For the love of all that is good and decent, now you're saying a humanist can't recognize good and evil? These are not concepts that require a God! You are slandering large portions of the world population.
  • Humanists can change their morals at a whim
  • Humanists can't recognize good and evil
It's a shame your concept of God-given morals doesn't include one about civil behavior. Mine does, and my morals don't come from God. Funny how that works out. Myk 12:34, 5 April 2007 (EDT)
Right, but it's alright when Christianity is being slandered here. I don't object to different viewpoints, even incorrect ones, without accusations of slander. I'm being as civil as anyone else on this. If you are a Humanist, you still haven't answered my question. It's an honest question? But if you won't then yes it would funny indeed.--Roopilots6 16:02, 5 April 2007 (EDT)
Well, no, it's not all right for Christianity to be slandered. You have made too points which are deeply offensive to people and aren't true. That's slander and it is uncivil. As for your question, please define "moral rights" and I'll give it a swing. Myk 16:17, 5 April 2007 (EDT)
Human rights are basically moral rights. But how do you claim to derive these rights from? I claim inalienable moral rights of life, liberty, and the pursuit of happiness being endowed upon me by my Creator. Freedom of speech and religion as well as the right to defend oneself would be moral and human individual rights.
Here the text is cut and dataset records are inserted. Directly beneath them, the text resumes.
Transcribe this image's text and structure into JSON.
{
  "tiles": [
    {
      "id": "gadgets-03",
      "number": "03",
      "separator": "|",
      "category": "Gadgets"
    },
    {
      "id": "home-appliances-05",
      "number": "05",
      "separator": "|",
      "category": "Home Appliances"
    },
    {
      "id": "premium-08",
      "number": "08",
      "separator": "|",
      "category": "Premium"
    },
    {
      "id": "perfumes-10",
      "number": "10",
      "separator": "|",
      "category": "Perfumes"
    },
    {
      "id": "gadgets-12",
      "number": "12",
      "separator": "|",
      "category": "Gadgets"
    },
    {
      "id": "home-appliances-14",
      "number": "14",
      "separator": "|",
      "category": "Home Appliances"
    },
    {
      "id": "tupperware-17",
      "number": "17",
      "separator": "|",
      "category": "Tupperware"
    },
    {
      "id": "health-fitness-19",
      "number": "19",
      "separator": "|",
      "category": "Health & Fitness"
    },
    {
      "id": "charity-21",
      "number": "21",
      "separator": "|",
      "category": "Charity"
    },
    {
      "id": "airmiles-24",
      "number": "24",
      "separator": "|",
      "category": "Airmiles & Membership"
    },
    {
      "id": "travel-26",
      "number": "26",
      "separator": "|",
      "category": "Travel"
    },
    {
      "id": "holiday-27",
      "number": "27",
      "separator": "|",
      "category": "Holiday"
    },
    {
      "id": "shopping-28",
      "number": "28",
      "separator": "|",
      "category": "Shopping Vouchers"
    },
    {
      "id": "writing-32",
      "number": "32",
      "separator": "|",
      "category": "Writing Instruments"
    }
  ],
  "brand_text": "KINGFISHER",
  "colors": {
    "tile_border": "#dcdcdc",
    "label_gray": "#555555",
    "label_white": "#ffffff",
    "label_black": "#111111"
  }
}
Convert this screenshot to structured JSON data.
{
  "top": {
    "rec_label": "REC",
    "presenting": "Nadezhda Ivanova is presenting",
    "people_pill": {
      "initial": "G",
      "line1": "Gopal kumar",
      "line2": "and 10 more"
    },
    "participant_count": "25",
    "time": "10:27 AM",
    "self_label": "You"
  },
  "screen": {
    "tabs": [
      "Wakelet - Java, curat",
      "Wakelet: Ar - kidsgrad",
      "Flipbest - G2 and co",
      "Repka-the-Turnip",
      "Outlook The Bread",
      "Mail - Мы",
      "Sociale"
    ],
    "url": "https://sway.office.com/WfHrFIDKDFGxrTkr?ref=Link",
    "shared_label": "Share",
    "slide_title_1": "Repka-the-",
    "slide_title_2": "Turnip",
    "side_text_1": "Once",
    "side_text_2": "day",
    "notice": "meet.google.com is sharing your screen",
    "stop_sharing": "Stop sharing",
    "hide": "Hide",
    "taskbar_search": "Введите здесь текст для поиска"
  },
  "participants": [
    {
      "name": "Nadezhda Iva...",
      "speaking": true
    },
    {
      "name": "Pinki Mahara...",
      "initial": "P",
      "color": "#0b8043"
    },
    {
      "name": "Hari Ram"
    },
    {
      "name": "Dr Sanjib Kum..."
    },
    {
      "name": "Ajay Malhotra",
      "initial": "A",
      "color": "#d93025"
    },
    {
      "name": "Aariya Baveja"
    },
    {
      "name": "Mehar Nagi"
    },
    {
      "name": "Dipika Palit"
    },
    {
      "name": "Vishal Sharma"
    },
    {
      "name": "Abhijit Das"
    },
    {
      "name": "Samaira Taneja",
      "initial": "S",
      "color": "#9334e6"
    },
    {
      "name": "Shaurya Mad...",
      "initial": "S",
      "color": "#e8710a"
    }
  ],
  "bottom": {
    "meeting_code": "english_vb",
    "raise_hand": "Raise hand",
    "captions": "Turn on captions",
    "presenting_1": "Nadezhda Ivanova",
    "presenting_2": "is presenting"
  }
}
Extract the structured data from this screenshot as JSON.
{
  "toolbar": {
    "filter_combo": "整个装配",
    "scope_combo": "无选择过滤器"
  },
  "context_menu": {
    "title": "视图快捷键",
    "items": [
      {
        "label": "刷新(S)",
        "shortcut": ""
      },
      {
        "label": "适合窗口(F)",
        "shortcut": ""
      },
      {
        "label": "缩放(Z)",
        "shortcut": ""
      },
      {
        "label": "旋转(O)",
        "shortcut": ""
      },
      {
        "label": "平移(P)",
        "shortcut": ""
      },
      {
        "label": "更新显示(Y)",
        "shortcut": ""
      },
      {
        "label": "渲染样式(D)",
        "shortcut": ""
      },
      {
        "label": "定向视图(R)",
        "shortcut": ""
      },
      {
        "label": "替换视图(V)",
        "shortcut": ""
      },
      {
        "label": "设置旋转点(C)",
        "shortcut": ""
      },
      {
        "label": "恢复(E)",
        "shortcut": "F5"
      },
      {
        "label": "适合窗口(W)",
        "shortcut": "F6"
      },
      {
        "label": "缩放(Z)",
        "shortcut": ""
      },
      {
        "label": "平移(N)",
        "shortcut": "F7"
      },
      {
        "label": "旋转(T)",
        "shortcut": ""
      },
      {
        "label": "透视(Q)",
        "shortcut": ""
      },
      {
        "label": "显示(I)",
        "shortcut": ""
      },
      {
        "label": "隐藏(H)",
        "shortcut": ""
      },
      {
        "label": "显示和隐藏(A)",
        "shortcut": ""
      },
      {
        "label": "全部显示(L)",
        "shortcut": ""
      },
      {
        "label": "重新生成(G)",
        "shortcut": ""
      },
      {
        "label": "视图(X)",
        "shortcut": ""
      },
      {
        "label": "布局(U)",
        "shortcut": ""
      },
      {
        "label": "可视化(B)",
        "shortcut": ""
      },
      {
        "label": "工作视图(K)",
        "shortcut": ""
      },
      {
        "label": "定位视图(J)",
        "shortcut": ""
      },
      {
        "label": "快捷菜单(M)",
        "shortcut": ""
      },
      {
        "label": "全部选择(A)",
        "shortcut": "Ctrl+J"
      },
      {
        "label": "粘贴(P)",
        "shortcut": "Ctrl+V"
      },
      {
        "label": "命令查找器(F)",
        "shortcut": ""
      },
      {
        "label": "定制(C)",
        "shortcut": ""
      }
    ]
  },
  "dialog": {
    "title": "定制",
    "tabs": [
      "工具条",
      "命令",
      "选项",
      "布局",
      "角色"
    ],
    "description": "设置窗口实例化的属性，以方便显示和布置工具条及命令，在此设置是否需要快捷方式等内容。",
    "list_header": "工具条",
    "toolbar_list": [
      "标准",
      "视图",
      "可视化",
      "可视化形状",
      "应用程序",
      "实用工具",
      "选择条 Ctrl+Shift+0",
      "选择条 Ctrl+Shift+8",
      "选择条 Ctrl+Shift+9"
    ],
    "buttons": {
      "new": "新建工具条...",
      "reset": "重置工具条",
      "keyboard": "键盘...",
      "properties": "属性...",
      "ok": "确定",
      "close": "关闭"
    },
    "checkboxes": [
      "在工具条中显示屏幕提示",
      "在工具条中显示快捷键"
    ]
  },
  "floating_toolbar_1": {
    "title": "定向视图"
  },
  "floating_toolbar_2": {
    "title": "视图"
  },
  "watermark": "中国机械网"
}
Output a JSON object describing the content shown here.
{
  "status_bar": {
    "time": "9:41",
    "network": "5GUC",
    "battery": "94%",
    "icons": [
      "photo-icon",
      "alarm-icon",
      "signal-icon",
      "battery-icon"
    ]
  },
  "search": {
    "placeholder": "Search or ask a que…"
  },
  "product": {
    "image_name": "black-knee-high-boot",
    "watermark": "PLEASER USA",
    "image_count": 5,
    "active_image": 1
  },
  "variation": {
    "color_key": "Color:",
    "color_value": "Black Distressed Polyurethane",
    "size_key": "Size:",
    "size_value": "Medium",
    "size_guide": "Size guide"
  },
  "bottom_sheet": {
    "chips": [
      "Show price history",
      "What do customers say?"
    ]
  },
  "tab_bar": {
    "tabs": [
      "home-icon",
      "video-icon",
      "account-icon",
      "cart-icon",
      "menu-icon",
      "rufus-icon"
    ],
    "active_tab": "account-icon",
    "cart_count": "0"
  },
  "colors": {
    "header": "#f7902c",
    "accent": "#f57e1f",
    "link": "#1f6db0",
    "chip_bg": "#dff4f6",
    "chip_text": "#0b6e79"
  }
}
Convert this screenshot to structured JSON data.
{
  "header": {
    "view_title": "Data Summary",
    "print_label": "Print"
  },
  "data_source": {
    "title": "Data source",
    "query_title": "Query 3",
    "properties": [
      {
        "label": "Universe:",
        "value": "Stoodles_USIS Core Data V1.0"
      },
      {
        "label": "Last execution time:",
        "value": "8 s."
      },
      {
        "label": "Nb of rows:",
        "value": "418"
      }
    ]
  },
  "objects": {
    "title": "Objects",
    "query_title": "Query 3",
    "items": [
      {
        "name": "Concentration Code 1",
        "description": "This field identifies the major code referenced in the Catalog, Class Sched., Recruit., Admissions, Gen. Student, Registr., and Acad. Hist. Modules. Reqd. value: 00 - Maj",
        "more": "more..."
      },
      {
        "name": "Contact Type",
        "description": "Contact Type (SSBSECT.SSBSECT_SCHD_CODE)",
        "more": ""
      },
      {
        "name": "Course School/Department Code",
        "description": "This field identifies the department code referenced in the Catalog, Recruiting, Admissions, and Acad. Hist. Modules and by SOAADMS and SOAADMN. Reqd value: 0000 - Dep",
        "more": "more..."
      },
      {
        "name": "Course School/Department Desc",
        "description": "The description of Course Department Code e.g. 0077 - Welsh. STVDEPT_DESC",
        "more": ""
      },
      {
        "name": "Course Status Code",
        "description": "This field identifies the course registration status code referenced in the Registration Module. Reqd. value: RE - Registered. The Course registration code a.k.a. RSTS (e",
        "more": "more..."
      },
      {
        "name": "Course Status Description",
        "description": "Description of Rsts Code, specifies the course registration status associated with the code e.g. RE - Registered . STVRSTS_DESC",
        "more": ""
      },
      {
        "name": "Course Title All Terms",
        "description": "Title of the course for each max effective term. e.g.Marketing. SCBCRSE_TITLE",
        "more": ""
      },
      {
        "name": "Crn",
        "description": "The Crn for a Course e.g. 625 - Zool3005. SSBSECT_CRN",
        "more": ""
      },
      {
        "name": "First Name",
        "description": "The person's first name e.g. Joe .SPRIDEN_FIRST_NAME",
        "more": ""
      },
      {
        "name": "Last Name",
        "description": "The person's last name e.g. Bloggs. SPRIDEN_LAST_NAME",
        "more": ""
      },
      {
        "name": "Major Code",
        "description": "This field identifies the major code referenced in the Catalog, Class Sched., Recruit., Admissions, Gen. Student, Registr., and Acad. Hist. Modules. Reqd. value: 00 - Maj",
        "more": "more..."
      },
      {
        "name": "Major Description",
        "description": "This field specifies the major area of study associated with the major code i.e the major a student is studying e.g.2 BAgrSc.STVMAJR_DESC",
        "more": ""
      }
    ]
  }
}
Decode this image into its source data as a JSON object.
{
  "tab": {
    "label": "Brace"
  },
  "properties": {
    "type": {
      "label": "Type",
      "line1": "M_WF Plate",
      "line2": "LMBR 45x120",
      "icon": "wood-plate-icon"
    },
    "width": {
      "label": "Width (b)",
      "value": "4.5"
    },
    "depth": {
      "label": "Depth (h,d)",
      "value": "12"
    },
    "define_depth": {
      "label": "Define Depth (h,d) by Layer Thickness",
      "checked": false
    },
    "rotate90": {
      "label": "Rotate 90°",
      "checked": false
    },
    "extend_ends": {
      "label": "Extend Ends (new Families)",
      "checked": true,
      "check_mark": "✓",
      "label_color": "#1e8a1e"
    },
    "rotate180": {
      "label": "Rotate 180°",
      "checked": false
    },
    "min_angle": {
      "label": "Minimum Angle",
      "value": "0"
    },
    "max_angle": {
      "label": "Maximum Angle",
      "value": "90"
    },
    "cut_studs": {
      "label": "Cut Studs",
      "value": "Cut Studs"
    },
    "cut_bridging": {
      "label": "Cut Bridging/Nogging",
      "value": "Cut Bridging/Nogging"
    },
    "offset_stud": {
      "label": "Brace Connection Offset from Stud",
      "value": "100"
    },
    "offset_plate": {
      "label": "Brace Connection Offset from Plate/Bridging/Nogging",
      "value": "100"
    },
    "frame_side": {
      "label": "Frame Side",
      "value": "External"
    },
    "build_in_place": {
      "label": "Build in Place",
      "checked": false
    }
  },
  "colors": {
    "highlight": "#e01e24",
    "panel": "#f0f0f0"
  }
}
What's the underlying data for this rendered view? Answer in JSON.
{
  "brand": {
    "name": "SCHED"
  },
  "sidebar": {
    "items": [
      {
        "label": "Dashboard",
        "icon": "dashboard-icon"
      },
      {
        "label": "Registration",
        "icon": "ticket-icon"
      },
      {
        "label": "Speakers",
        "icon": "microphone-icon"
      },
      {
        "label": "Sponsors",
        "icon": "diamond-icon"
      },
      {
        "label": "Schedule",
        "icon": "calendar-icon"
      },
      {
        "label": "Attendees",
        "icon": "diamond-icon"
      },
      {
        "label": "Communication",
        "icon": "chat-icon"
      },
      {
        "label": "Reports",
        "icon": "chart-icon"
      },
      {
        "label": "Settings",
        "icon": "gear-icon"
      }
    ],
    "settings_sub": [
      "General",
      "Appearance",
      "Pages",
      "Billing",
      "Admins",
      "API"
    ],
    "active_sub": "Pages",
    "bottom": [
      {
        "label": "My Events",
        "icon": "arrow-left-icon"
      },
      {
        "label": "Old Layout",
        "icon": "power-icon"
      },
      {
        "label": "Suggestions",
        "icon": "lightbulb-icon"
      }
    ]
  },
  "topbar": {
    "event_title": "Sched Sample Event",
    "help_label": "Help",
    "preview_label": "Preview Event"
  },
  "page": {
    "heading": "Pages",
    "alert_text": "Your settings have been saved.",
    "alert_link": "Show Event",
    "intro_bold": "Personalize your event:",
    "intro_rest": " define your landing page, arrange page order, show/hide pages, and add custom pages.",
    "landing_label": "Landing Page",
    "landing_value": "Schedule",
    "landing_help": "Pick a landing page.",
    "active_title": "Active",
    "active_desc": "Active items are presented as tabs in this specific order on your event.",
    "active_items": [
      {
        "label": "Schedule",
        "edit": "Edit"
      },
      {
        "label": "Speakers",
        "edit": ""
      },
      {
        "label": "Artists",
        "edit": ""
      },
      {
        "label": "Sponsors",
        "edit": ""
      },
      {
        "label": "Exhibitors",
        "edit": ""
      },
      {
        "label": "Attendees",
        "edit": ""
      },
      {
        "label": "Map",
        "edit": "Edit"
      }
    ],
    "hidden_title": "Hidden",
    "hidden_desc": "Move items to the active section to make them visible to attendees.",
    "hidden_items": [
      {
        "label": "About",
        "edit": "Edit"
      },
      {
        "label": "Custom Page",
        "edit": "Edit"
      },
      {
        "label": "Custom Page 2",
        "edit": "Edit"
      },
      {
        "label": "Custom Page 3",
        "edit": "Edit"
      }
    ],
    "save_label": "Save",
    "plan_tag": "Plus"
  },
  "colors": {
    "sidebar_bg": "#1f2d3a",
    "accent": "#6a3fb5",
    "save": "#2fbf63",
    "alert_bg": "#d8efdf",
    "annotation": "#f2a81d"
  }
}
Are yours from God or an institution? If from God then they can't be taken away by others. If from an institution such as a government then they can be taken away in an instant. What is the guarantor of your rights that are human and moral? If God doesn't exist then moral rights and wrongs can be considered relative to the whim of those in authority over others. So that an individuals morality of right and wrong will be rendered meaningless. Savvy?--Roopilots6 19:06, 5 April 2007 (EDT)